_Activity_. Would you restate each line of the data below word for word, without its pictures?

---+---

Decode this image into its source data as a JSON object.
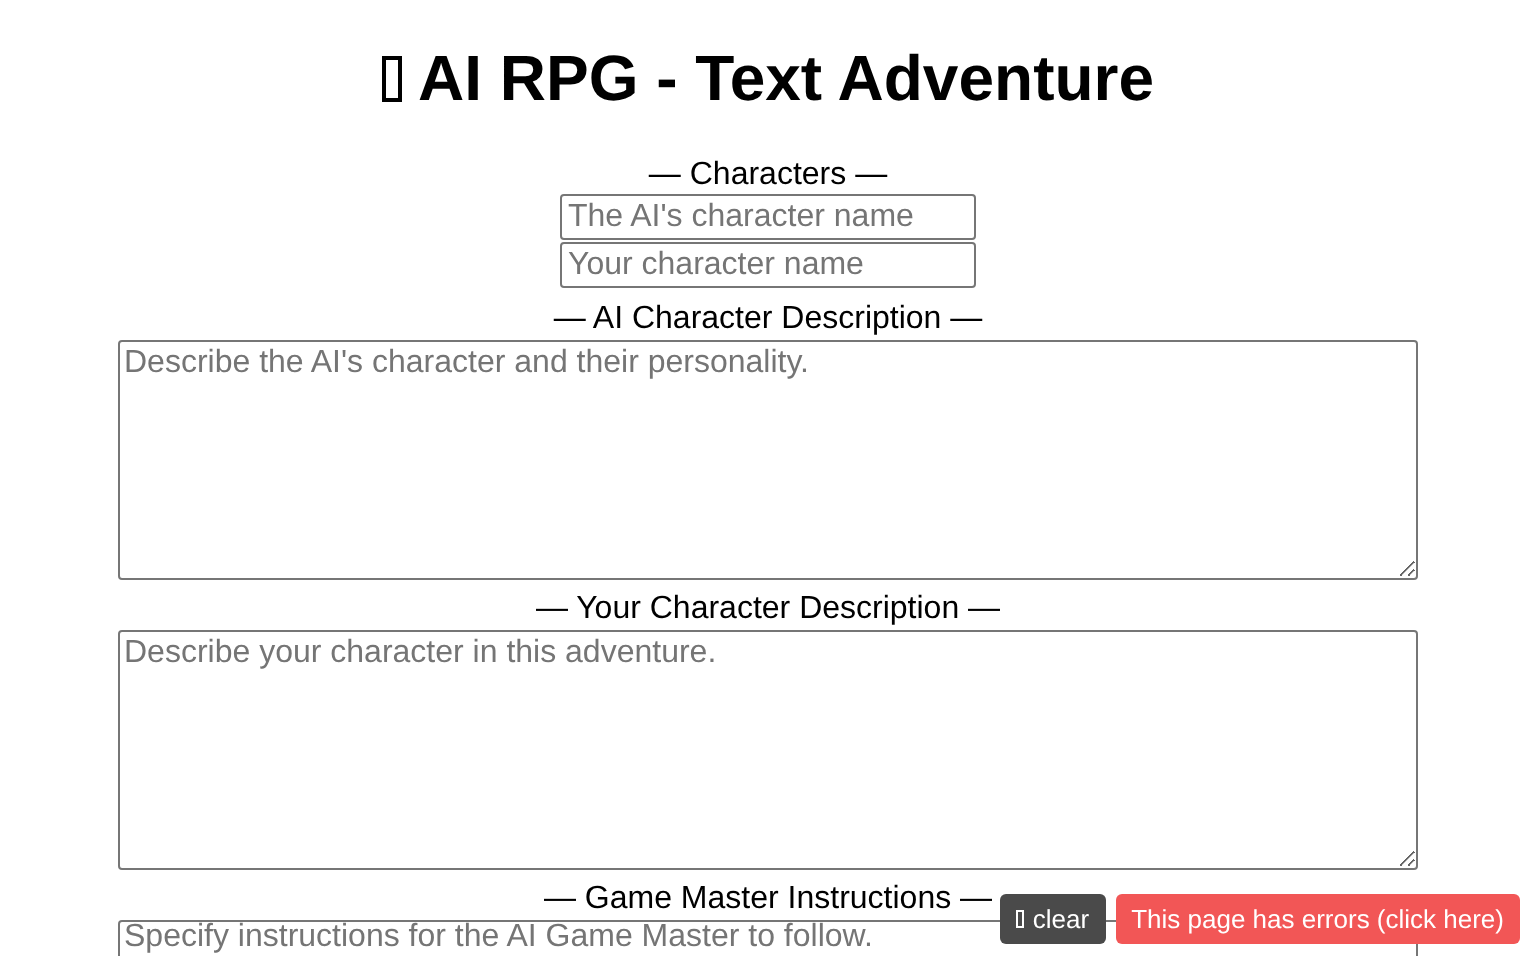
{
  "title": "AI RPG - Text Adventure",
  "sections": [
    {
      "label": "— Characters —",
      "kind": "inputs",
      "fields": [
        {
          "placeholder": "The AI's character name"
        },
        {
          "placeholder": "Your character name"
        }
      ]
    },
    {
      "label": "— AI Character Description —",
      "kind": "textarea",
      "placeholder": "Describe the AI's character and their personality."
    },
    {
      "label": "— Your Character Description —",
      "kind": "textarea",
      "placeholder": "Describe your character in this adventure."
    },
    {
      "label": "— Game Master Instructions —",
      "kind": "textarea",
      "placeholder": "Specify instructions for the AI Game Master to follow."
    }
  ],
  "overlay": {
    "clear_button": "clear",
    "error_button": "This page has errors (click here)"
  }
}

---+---

_Reply_.
Decode this image into its source data as a JSON object.
{
  "title": "AI RPG - Text Adventure",
  "sections": [
    {
      "label": "— Characters —",
      "kind": "inputs",
      "fields": [
        {
          "placeholder": "The AI's character name"
        },
        {
          "placeholder": "Your character name"
        }
      ]
    },
    {
      "label": "— AI Character Description —",
      "kind": "textarea",
      "placeholder": "Describe the AI's character and their personality."
    },
    {
      "label": "— Your Character Description —",
      "kind": "textarea",
      "placeholder": "Describe your character in this adventure."
    },
    {
      "label": "— Game Master Instructions —",
      "kind": "textarea",
      "placeholder": "Specify instructions for the AI Game Master to follow."
    }
  ],
  "overlay": {
    "clear_button": "clear",
    "error_button": "This page has errors (click here)"
  }
}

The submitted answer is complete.